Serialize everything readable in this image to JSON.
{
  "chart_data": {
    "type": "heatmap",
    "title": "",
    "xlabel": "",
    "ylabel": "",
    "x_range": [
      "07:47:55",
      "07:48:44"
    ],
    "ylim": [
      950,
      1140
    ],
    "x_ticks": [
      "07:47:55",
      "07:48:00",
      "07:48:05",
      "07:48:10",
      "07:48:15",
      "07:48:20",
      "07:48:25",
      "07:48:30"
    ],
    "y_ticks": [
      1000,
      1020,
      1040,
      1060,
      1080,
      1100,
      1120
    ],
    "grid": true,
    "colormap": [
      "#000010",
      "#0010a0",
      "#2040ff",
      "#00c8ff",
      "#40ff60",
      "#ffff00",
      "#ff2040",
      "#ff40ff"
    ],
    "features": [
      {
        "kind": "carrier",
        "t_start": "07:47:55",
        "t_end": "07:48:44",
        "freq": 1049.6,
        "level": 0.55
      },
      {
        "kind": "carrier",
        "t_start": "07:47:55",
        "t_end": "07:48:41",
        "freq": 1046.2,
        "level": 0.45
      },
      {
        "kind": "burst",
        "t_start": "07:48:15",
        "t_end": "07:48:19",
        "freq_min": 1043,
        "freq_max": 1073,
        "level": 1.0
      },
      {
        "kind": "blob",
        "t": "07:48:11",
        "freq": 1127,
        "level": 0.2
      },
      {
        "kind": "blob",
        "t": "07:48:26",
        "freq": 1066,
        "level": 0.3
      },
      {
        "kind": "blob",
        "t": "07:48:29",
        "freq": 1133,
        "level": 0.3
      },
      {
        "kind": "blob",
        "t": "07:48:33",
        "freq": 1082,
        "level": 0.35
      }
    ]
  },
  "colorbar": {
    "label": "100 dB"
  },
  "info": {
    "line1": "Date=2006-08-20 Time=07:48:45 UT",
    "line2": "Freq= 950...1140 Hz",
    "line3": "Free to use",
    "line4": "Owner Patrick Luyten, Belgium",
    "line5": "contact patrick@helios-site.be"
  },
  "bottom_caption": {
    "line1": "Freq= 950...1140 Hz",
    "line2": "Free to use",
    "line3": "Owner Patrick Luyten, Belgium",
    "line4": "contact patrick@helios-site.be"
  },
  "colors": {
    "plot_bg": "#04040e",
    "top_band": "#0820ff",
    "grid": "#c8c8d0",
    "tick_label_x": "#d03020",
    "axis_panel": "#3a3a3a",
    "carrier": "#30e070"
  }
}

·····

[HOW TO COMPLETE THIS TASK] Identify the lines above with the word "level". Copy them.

[RESPONSE AREA]
        "level": 0.55
        "level": 0.45
        "level": 1.0
        "level": 0.2
        "level": 0.3
        "level": 0.3
        "level": 0.35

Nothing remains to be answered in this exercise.